For Dexter, a decidedly conventional outing, this one involving an American tour group and their Oxford guides and Inspector Morse's investigation into who among them pilfered the Wolvercote Jewel, a Saxon buckle that Mrs. Laura Stratton was planning on presenting to the Ashmolean Museum. Laura dies in her hotel tub; the philandering tour-lecturer, Dr. Thomas Kemp, is found murdered; and Morse and sidekick Lewis are kept busy checking alibis, train schedules, romantic entanglements, and past tragedies. Discarding several pet theories that prove to be incontrovertibly flawed, Morse eventually - in an old-fashioned gathering-of-the-suspects confrontation scene - nitpicks his way to a solution, then retires to the King's Arms for a pint of Flowers Bitter. Based partly on a storyline that Dexter wrote for the PBS series, this effort succeeds best in the small details - e.g., the use of a hearing aid as a clue - while being somewhat slapdash and sketchy in its character analysis and dialogue. Less impressive than the eight previous Morse stories, and far less adroit than Dexter's handling of The Wench is Dead. (Kirkus Reviews)
He looked overweight around the midriff, though nowhere else, and she wondered whether perhaps he drank too much. He looked weary, as if he had been up most of the night conducting his investigations . . . For Oxford, the arrival of twenty-seven American tourists is nothing out of the ordinary . . . until one of their number is found dead in Room 310 at the Randolph Hotel. It looks like a sudden – and tragic – accident. Only Chief Inspector Morse appears not to overlook the simultaneous theft of a jewel-encrusted antique from the victim’s handbag . . . Then, two days later, a naked and battered corpse is dragged from the River Cherwell.
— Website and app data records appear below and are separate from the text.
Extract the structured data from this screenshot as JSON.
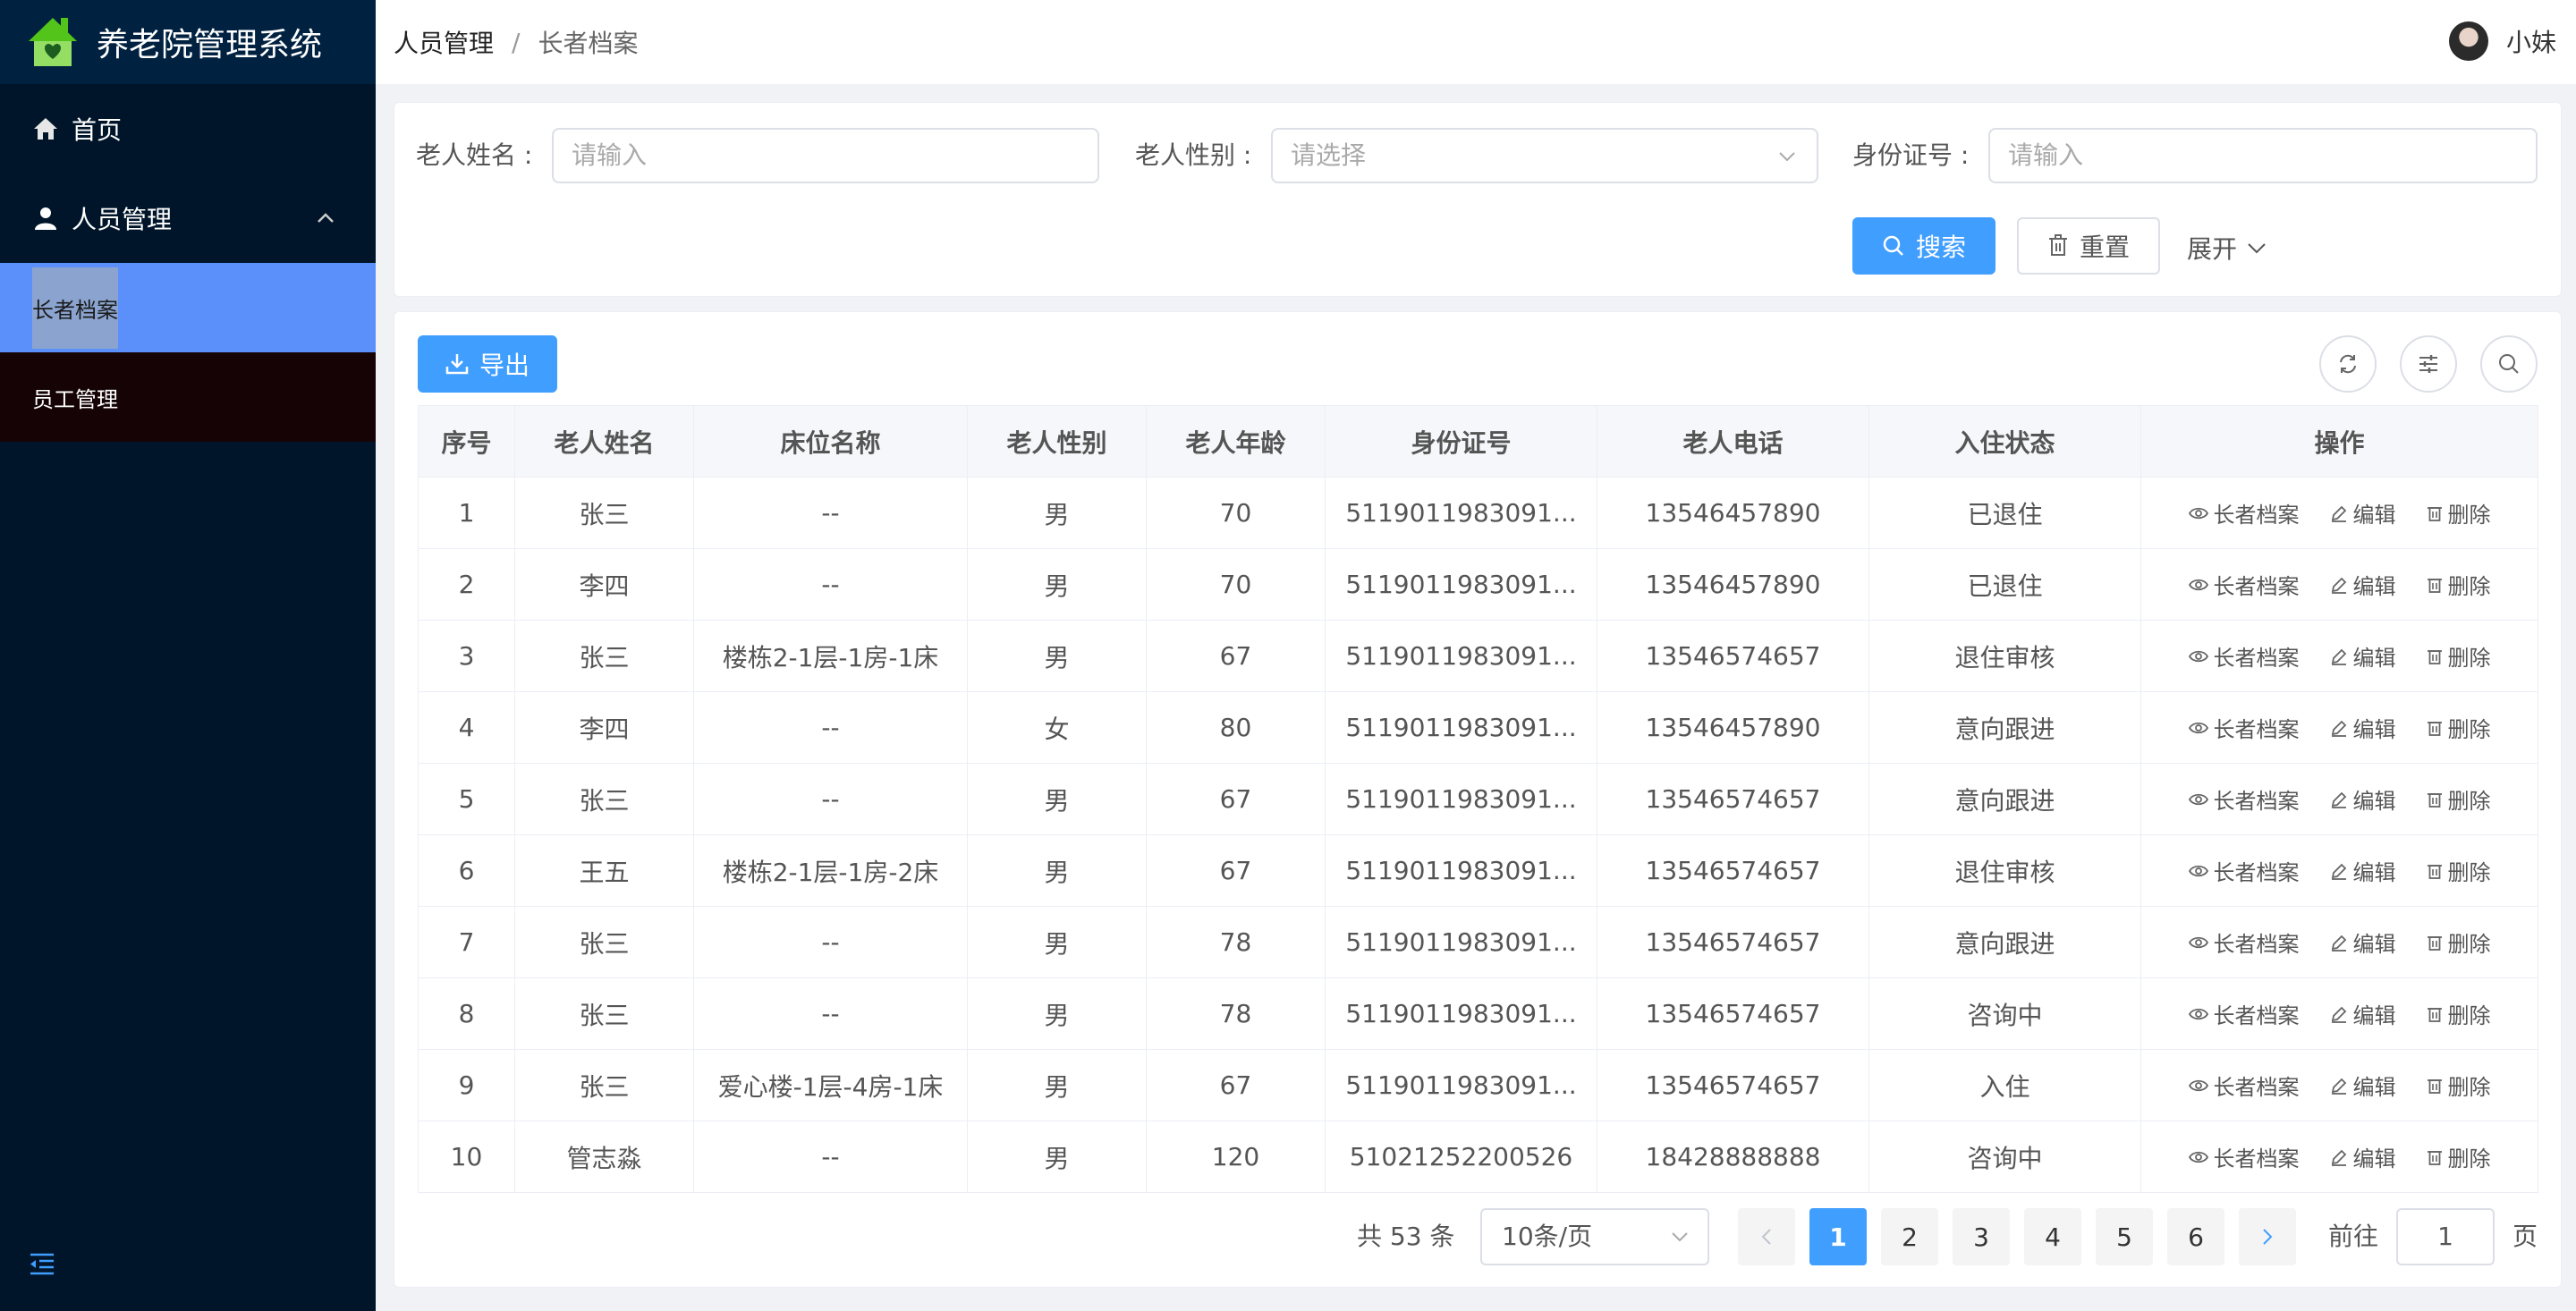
{
  "app": {
    "title": "养老院管理系统"
  },
  "sidebar": {
    "home": "首页",
    "group": "人员管理",
    "sub_items": [
      "长者档案",
      "员工管理"
    ]
  },
  "breadcrumb": {
    "parent": "人员管理",
    "separator": "/",
    "current": "长者档案"
  },
  "user": {
    "name": "小妹"
  },
  "search": {
    "name_label": "老人姓名 :",
    "name_placeholder": "请输入",
    "gender_label": "老人性别 :",
    "gender_placeholder": "请选择",
    "id_label": "身份证号 :",
    "id_placeholder": "请输入",
    "search_btn": "搜索",
    "reset_btn": "重置",
    "expand": "展开"
  },
  "toolbar": {
    "export_btn": "导出"
  },
  "table": {
    "columns": [
      "序号",
      "老人姓名",
      "床位名称",
      "老人性别",
      "老人年龄",
      "身份证号",
      "老人电话",
      "入住状态",
      "操作"
    ],
    "ops": [
      "长者档案",
      "编辑",
      "删除"
    ],
    "rows": [
      [
        "1",
        "张三",
        "--",
        "男",
        "70",
        "5119011983091...",
        "13546457890",
        "已退住"
      ],
      [
        "2",
        "李四",
        "--",
        "男",
        "70",
        "5119011983091...",
        "13546457890",
        "已退住"
      ],
      [
        "3",
        "张三",
        "楼栋2-1层-1房-1床",
        "男",
        "67",
        "5119011983091...",
        "13546574657",
        "退住审核"
      ],
      [
        "4",
        "李四",
        "--",
        "女",
        "80",
        "5119011983091...",
        "13546457890",
        "意向跟进"
      ],
      [
        "5",
        "张三",
        "--",
        "男",
        "67",
        "5119011983091...",
        "13546574657",
        "意向跟进"
      ],
      [
        "6",
        "王五",
        "楼栋2-1层-1房-2床",
        "男",
        "67",
        "5119011983091...",
        "13546574657",
        "退住审核"
      ],
      [
        "7",
        "张三",
        "--",
        "男",
        "78",
        "5119011983091...",
        "13546574657",
        "意向跟进"
      ],
      [
        "8",
        "张三",
        "--",
        "男",
        "78",
        "5119011983091...",
        "13546574657",
        "咨询中"
      ],
      [
        "9",
        "张三",
        "爱心楼-1层-4房-1床",
        "男",
        "67",
        "5119011983091...",
        "13546574657",
        "入住"
      ],
      [
        "10",
        "管志淼",
        "--",
        "男",
        "120",
        "51021252200526",
        "18428888888",
        "咨询中"
      ]
    ]
  },
  "pagination": {
    "total": "共 53 条",
    "page_size": "10条/页",
    "pages": [
      "1",
      "2",
      "3",
      "4",
      "5",
      "6"
    ],
    "goto_label": "前往",
    "goto_value": "1",
    "page_unit": "页"
  },
  "colors": {
    "primary": "#409eff",
    "sidebar_bg": "#001529",
    "active_menu": "#5b8ff9"
  }
}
A coincidence? Maybe. But this time Morse is determined to prove the link . . .